Petty, B.D., and R.F. Floyd. (2004). Pet fish care and husbandry. Veterinary Clinics Exotic Animal Practice 7:397–419.

Wedemeyer, G.A. (1996). Interactions with Water Quality Conditions. In Physiology of Fish in Intensive Culture Systems. Chapman and Hall, New York, New York.


Table 1. 

Water quality parameter ranges for freshwater fish. Tolerance of parameters is species dependent.




Dissolved oxygen (DO)

5–15 ppm

<5 or >25 ppm

Carbon dioxide (CO2)

<5 ppm

>20 ppm



<5 or >10

Total ammonia nitrogen (TAN)

0 ppm

>2 ppm @ pH>8

Unionized ammonia (UIA)

0 ppm

>0.05 ppm = gill damage

Nitrite (NO2)

0 ppm

>0.5 ppm

Total alkalinity (TA)

50–250 ppm

<50 or >250 ppm

Total hardness (TH)

>20 ppm

0 ppm

Table 2. 

Transport additives tested.


Intended use

Dose tested

Effect on appearance and behavior

Oxygen (gas)

Provide oxygen

Fine Bubbles



Aid osmoregulation

3 ppt


Acriflavine neutral


7 mg/L

Poor appearance and mortality

Methylene blue


2 mg/L


Clove Oil


5 mg/L




20 mg/L

Improved initial appearance



2.5 mg/L




This document is FA-119, one of a series of the Fisheries and Aquatic Sciences Department, UF/IFAS Extension. Original publication date July 2005. Revised December 2007, May 2014, and July 2017. Visit the EDIS website at


Tina C. Crosby, US Food and Drug Administration; Jeffrey E. Hill, assistant professor; Carlos V. Martinez, former assistant in Extension; Craig A. Watson, associate director of aquaculture programs; Deborah B. Pouder, coordinator of research programs and services; and Roy P.E. Yanong, professor; Tropical Aquaculture Laboratory, Program in Fisheries and Aquatic Sciences, School of Forest Resources and Conservation; UF/IFAS Extension, Gainesville, FL 32611.

The use of trade names in this publication is solely for the purpose of providing specific information. UF/IFAS does not guarantee or warranty the products named, and references to them in this publication does not signify our approval to the exclusion of other products of suitable composition. All chemicals should be used in accordance with directions on the manufacturer's label.

The Institute of Food and Agricultural Sciences (IFAS) is an Equal Opportunity Institution authorized to provide research, educational information and other services only to individuals and institutions that function with non-discrimination with respect to race, creed, color, religion, age, disability, sex, sexual orientation, marital status, national origin, political opinions or affiliations. For more information on obtaining other UF/IFAS Extension publications, contact your county's UF/IFAS Extension office.

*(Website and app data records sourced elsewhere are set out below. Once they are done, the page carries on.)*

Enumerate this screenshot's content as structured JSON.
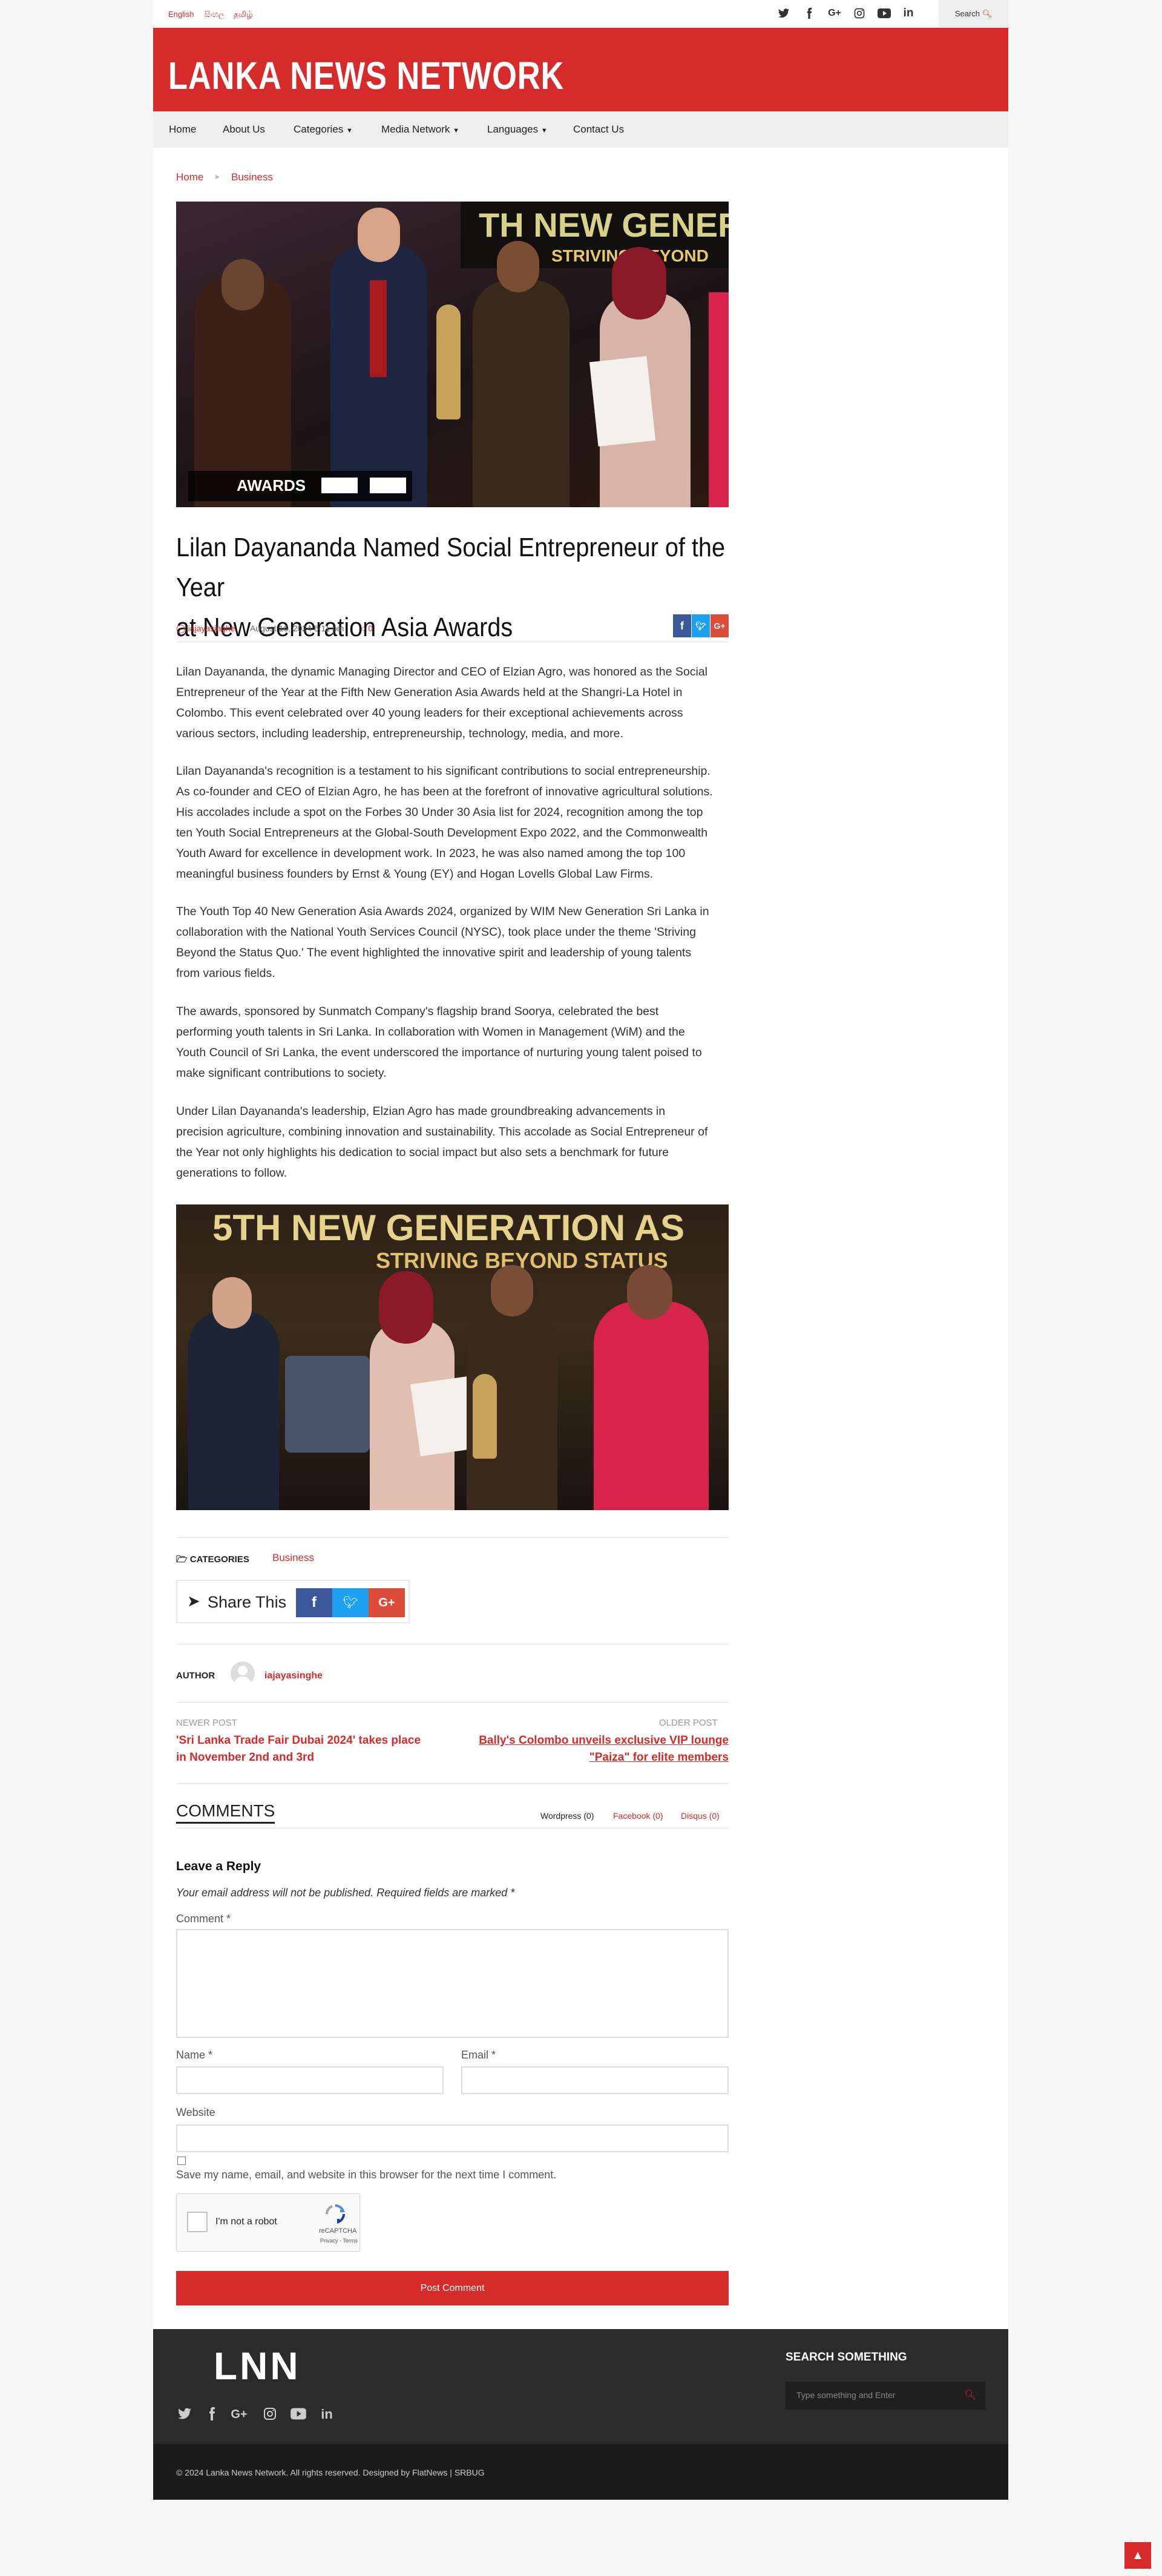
{
  "topbar": {
    "languages": [
      "English",
      "සිංහල",
      "தமிழ்"
    ],
    "social_icons": [
      "twitter-icon",
      "facebook-icon",
      "google-plus-icon",
      "instagram-icon",
      "youtube-icon",
      "linkedin-icon"
    ],
    "search_label": "Search"
  },
  "header": {
    "logo": "LANKA NEWS NETWORK"
  },
  "nav": {
    "items": [
      "Home",
      "About Us",
      "Categories",
      "Media Network",
      "Languages",
      "Contact Us"
    ]
  },
  "breadcrumb": {
    "home": "Home",
    "section": "Business"
  },
  "article": {
    "title_line1": "Lilan Dayananda Named Social Entrepreneur of the Year",
    "title_line2": "at New Generation Asia Awards",
    "author": "iajayasinghe",
    "date": "August 16, 2024 6:11 pm",
    "comments_count": "0",
    "paragraphs": [
      [
        "Lilan Dayananda, the dynamic Managing Director and CEO of Elzian Agro, was honored as the Social",
        "Entrepreneur of the Year at the Fifth New Generation Asia Awards held at the Shangri-La Hotel in",
        "Colombo. This event celebrated over 40 young leaders for their exceptional achievements across",
        "various sectors, including leadership, entrepreneurship, technology, media, and more."
      ],
      [
        "Lilan Dayananda's recognition is a testament to his significant contributions to social entrepreneurship.",
        "As co-founder and CEO of Elzian Agro, he has been at the forefront of innovative agricultural solutions.",
        "His accolades include a spot on the Forbes 30 Under 30 Asia list for 2024, recognition among the top",
        "ten Youth Social Entrepreneurs at the Global-South Development Expo 2022, and the Commonwealth",
        "Youth Award for excellence in development work. In 2023, he was also named among the top 100",
        "meaningful business founders by Ernst & Young (EY) and Hogan Lovells Global Law Firms."
      ],
      [
        "The Youth Top 40 New Generation Asia Awards 2024, organized by WIM New Generation Sri Lanka in",
        "collaboration with the National Youth Services Council (NYSC), took place under the theme 'Striving",
        "Beyond the Status Quo.' The event highlighted the innovative spirit and leadership of young talents",
        "from various fields."
      ],
      [
        "The awards, sponsored by Sunmatch Company's flagship brand Soorya, celebrated the best",
        "performing youth talents in Sri Lanka. In collaboration with Women in Management (WiM) and the",
        "Youth Council of Sri Lanka, the event underscored the importance of nurturing young talent poised to",
        "make significant contributions to society."
      ],
      [
        "Under Lilan Dayananda's leadership, Elzian Agro has made groundbreaking advancements in",
        "precision agriculture, combining innovation and sustainability. This accolade as Social Entrepreneur of",
        "the Year not only highlights his dedication to social impact but also sets a benchmark for future",
        "generations to follow."
      ]
    ],
    "banner_text1": "TH NEW GENERAT",
    "banner_sub1": "STRIVING BEYOND",
    "banner_text2": "5TH NEW GENERATION AS",
    "banner_sub2": "STRIVING BEYOND STATUS",
    "awards_label": "AWARDS"
  },
  "categories": {
    "label": "CATEGORIES",
    "value": "Business"
  },
  "share": {
    "label": "Share This"
  },
  "author_box": {
    "label": "AUTHOR",
    "name": "iajayasinghe"
  },
  "post_nav": {
    "newer_label": "NEWER POST",
    "newer_title1": "'Sri Lanka Trade Fair Dubai 2024' takes place",
    "newer_title2": "in November 2nd and 3rd",
    "older_label": "OLDER POST",
    "older_title1": "Bally's Colombo unveils exclusive VIP lounge",
    "older_title2": "\"Paiza\" for elite members"
  },
  "comments": {
    "heading": "COMMENTS",
    "tabs": [
      "Wordpress (0)",
      "Facebook (0)",
      "Disqus (0)"
    ],
    "reply_title": "Leave a Reply",
    "note": "Your email address will not be published. Required fields are marked *",
    "comment_label": "Comment *",
    "name_label": "Name *",
    "email_label": "Email *",
    "website_label": "Website",
    "save_label": "Save my name, email, and website in this browser for the next time I comment.",
    "captcha_label": "I'm not a robot",
    "captcha_brand": "reCAPTCHA",
    "captcha_terms": "Privacy - Terms",
    "submit": "Post Comment"
  },
  "footer": {
    "logo": "LNN",
    "search_title": "SEARCH SOMETHING",
    "search_placeholder": "Type something and Enter",
    "copyright": "© 2024 Lanka News Network. All rights reserved. Designed by FlatNews | SRBUG"
  },
  "colors": {
    "brand": "#d52b2b",
    "facebook": "#3b5998",
    "twitter": "#1da1f2",
    "google": "#dd4b39",
    "footer": "#2b2b2b"
  }
}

U.S. Department of Agriculture, UF/IFAS Extension Service, University of Florida, IFAS, Florida A & M University Cooperative Extension Program, and Boards of County Commissioners Cooperating. Nick T. Place, dean for UF/IFAS Extension.